The Advancing Audiobook Market
I’ve mentioned before about the growing audiobook industry and the importance of giving it attention, as well as how to get audio versions of your books created. Today, I wanted to talk about why I’ve banged that drum so hard, as well as dive into the audiobook market as a whole. Seeing as next Thursday the first book in a new Audible Original series drops, 5-Minute Sherlock: The Case of the Damaged Detective, this seems like an especially prescient moment to tackle the topic. Plus, you know, work in an obvious plug.
To start with, let’s briefly touch on why the audio-market is currently exploding, although the factors I can see are likely the same ones you’ve observed. It largely comes down to access and cost, which the last ten years have revolutionized. Think back to what audiobooks used to be, cumbersome and expensive tape/CD sets that had to be brought along and changed out. Even using libraries to mitigate cost, that was the sort of setup where you had to really want audiobooks to listen to them.
And then, the digital age came. Suddenly you could store dozens of audiobooks on the same device you already had for GPS directions, as more and more cars became capable of playing from your phone.

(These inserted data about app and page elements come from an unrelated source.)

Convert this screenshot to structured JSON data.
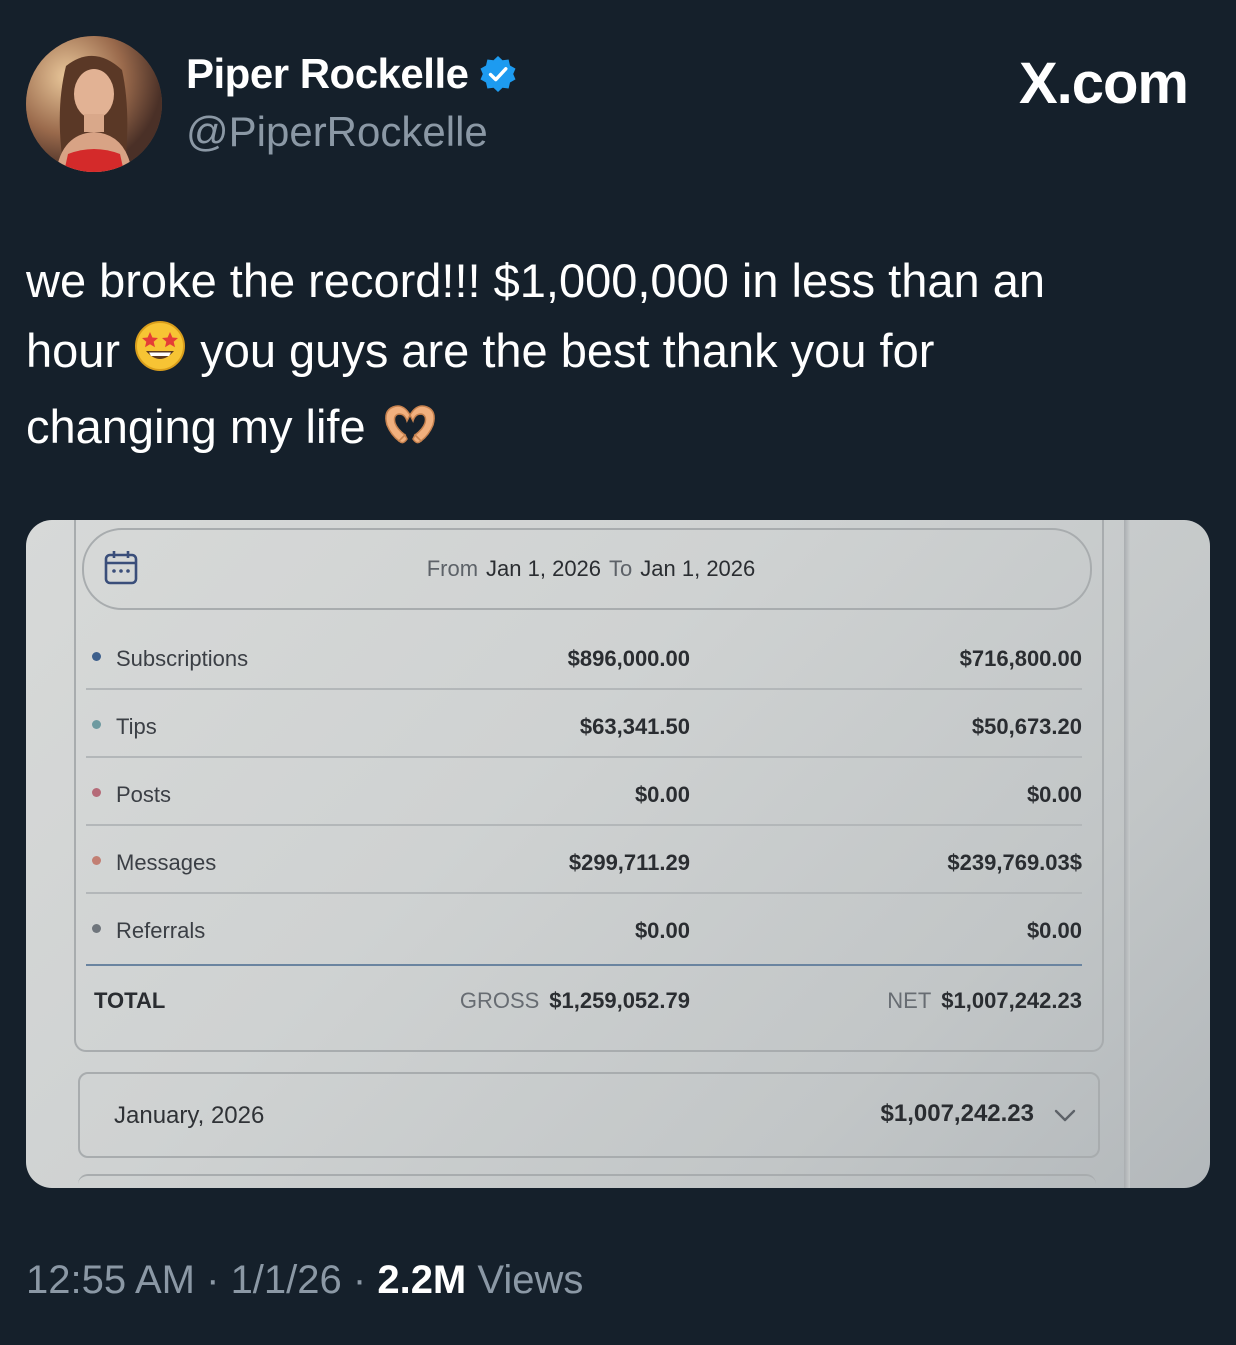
{
  "author": {
    "display_name": "Piper Rockelle",
    "handle": "@PiperRockelle",
    "verified_icon": "verified-badge-icon"
  },
  "watermark": "X.com",
  "tweet": {
    "line1": "we broke the record!!! $1,000,000 in less than an",
    "line2_a": "hour",
    "line2_b": "you guys are the best thank you for",
    "line3": "changing my life",
    "emoji_1": "star-struck-emoji",
    "emoji_2": "heart-hands-emoji"
  },
  "earnings": {
    "date_range": {
      "from_label": "From",
      "from_date": "Jan 1, 2026",
      "to_label": "To",
      "to_date": "Jan 1, 2026"
    },
    "rows": [
      {
        "label": "Subscriptions",
        "gross": "$896,000.00",
        "net": "$716,800.00",
        "dot_color": "#3d5f8c"
      },
      {
        "label": "Tips",
        "gross": "$63,341.50",
        "net": "$50,673.20",
        "dot_color": "#6e9aa0"
      },
      {
        "label": "Posts",
        "gross": "$0.00",
        "net": "$0.00",
        "dot_color": "#b56b78"
      },
      {
        "label": "Messages",
        "gross": "$299,711.29",
        "net": "$239,769.03$",
        "dot_color": "#c27f73"
      },
      {
        "label": "Referrals",
        "gross": "$0.00",
        "net": "$0.00",
        "dot_color": "#6f757c"
      }
    ],
    "total": {
      "label": "TOTAL",
      "gross_tag": "GROSS",
      "gross": "$1,259,052.79",
      "net_tag": "NET",
      "net": "$1,007,242.23"
    },
    "month": {
      "label": "January, 2026",
      "amount": "$1,007,242.23"
    }
  },
  "meta": {
    "time": "12:55 AM",
    "sep1": " · ",
    "date": "1/1/26",
    "sep2": " · ",
    "views_count": "2.2M",
    "views_label": " Views"
  }
}
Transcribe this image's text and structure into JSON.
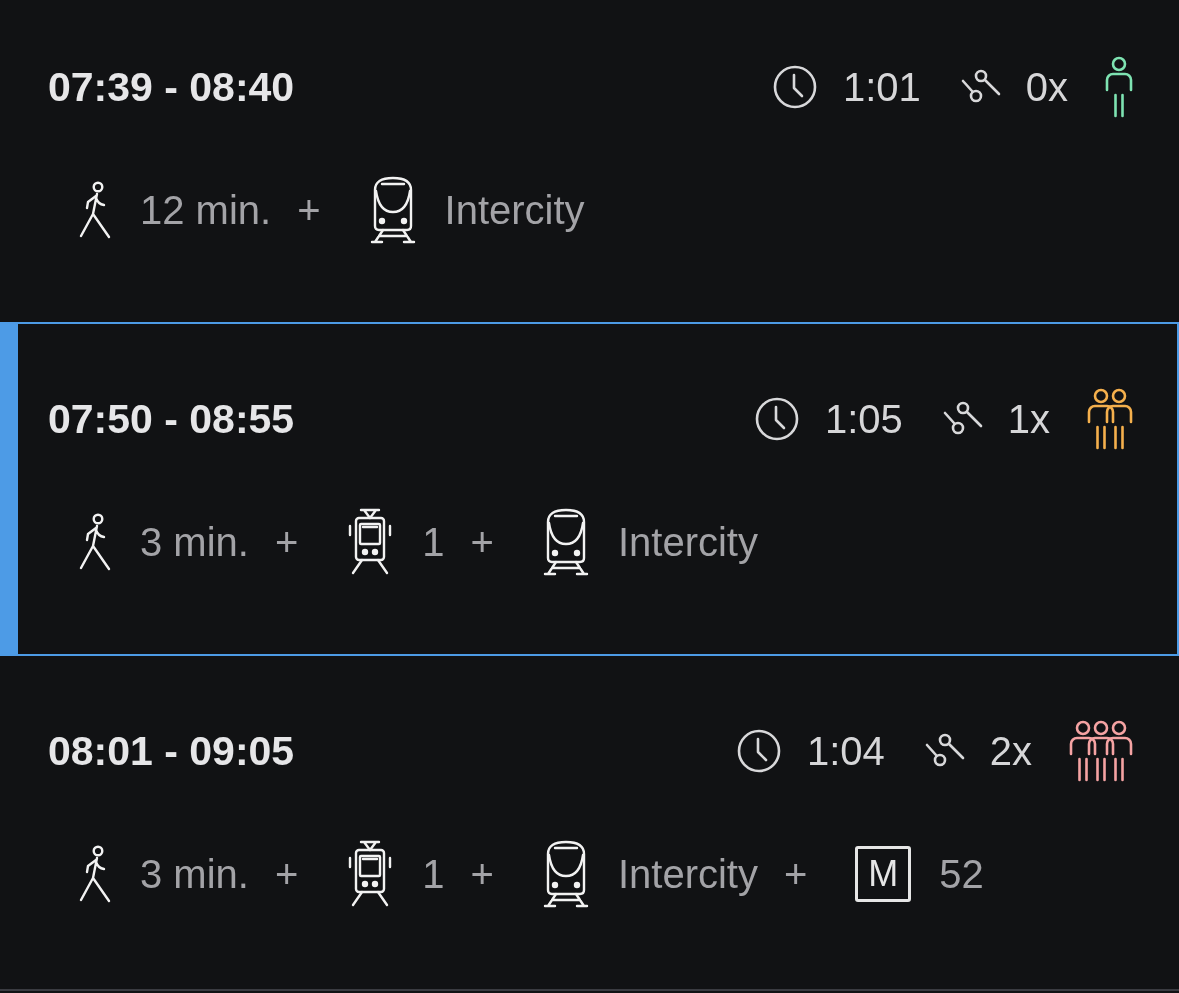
{
  "trips": [
    {
      "selected": false,
      "time_range": "07:39 - 08:40",
      "duration": "1:01",
      "transfers": "0x",
      "crowding": {
        "kind": "low",
        "color": "#7ee3b2"
      },
      "legs": [
        {
          "kind": "walk",
          "text": "12 min."
        },
        {
          "kind": "plus",
          "text": "+"
        },
        {
          "kind": "train",
          "text": "Intercity"
        }
      ]
    },
    {
      "selected": true,
      "time_range": "07:50 - 08:55",
      "duration": "1:05",
      "transfers": "1x",
      "crowding": {
        "kind": "medium",
        "color": "#f5b04d"
      },
      "legs": [
        {
          "kind": "walk",
          "text": "3 min."
        },
        {
          "kind": "plus",
          "text": "+"
        },
        {
          "kind": "tram",
          "text": "1"
        },
        {
          "kind": "plus",
          "text": "+"
        },
        {
          "kind": "train",
          "text": "Intercity"
        }
      ]
    },
    {
      "selected": false,
      "time_range": "08:01 - 09:05",
      "duration": "1:04",
      "transfers": "2x",
      "crowding": {
        "kind": "high",
        "color": "#f5a3a3"
      },
      "legs": [
        {
          "kind": "walk",
          "text": "3 min."
        },
        {
          "kind": "plus",
          "text": "+"
        },
        {
          "kind": "tram",
          "text": "1"
        },
        {
          "kind": "plus",
          "text": "+"
        },
        {
          "kind": "train",
          "text": "Intercity"
        },
        {
          "kind": "plus",
          "text": "+"
        },
        {
          "kind": "metro",
          "badge": "M",
          "text": "52"
        }
      ]
    }
  ]
}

Add in that Audible’s credit system flattened out the pricing structure, as well as library borrowing apps, and you have a situation where a lot more people who would enjoy audiobooks are getting easy access to them. With the logistical hurdles gone, it’s turning into a matter of taste, and plenty of folks are finding the things to love about audiobooks.
That’s part of why the audiobook market is expanding so quickly, but let’s shift gears now to what that actually means. Essentially, there is a parallel book market with readers just as hungry, engaged, and involved as the ebook version, only with far fewer authors in it. Not every book becomes an audiobook, especially in the indie world where options are limited, which means the market is inherently smaller, for now. Sooner or later, the process will be smoothed over, allowing more books to become audio, and that will be awesome for the industry as a whole. For the moment though, the smaller market makes it easier to stand out.
Part of that means getting into the audiobook market as soon as you can. Which, truthfully, should likely be a goal anyway. We write our books so that people will read them, it only makes sense to offer those works in as many formats as possible to accommodate the different types of reader out there. While it is true that making audio as an indie can be a bear, it’s a bear worth wrestling. Outside of solid book release policy, readers have good memories, they’ll remember which authors made a point to be available before it was the norm.
If that seems like I’m overstating how big and strong the audiobook audience is, trust me that this is all coming from experience. For the past two years, I’ve sold more audiobooks than digital versions. Now, to be fair, the Audible credit system heavily weights in favor of longer books like mine. If they all cost the same (1 Credit) then quantity becomes a concern up there with quality, so someone might do all of SP even if they only kind of like it just because it fills half a week. But the fact remains that when I say audio is a huge market, I’m very serious and working from hard data. It’s part of why I jumped on the chance to do another Audible Original, and launch a series out of it. I try to always keep my readers in mind, and knowing that many are audio-focused means at the very least there can be one set of books they get first.
So, knowing that the audiobook market is hungry and vital, what should you keep in mind when turning books into audio-versions? First off, no, you can’t narrate it yourself. I mean you can physically, but, outside of a biography where personal voice matters, the odds of you having the talent and skill to do it well are basically null. Voice acting is like regular acting in that people think its easy until they actually try, and you do not want a crappy audiobook narrator under any circumstances. Where a good narrator adds to a book, a bad one will deeply detract. Do the work, keep searching, don’t stop until you find someone you really feel can be the voice of your characters.
If you have a wide range of books and are deciding which to move over first, take a look at what does well on the market. Longer is better as a rule, so maybe start with your epics, although if you’ve got a title with momentum that could make it easier to find a narrator. Genre is also a strong factor, large scale fiction and bio seem to do well currently, but that could easily change by the end of this paragraph. Go check the charts and scroll the categories, you should see pretty quickly where the demand is.
Finally, for today, don’t be afraid to make changes. Not major plot changes, mind you, two people who read different versions of the same book should still be able to talk story without missing a step. By changes I mean format-specific issues that can be tweaked. For example, in Second Hand Curses the print version has dialog tags that are missing in the audio version, because they weren’t needed. The different voices cue you into who is talking, so the extra words would be a waste. Don’t be afraid to look at things that work better based on the version and move them around. The format exists to support the story, whatever makes the story better is an option worth investigating.
Ultimately, only you know what’s right for your work and the formats it fills, but if nothing else I hope you’ll consider the audio-market for new releases. While it does take more time and work than a digital version, the effort is definitely worth it, especially for your audience.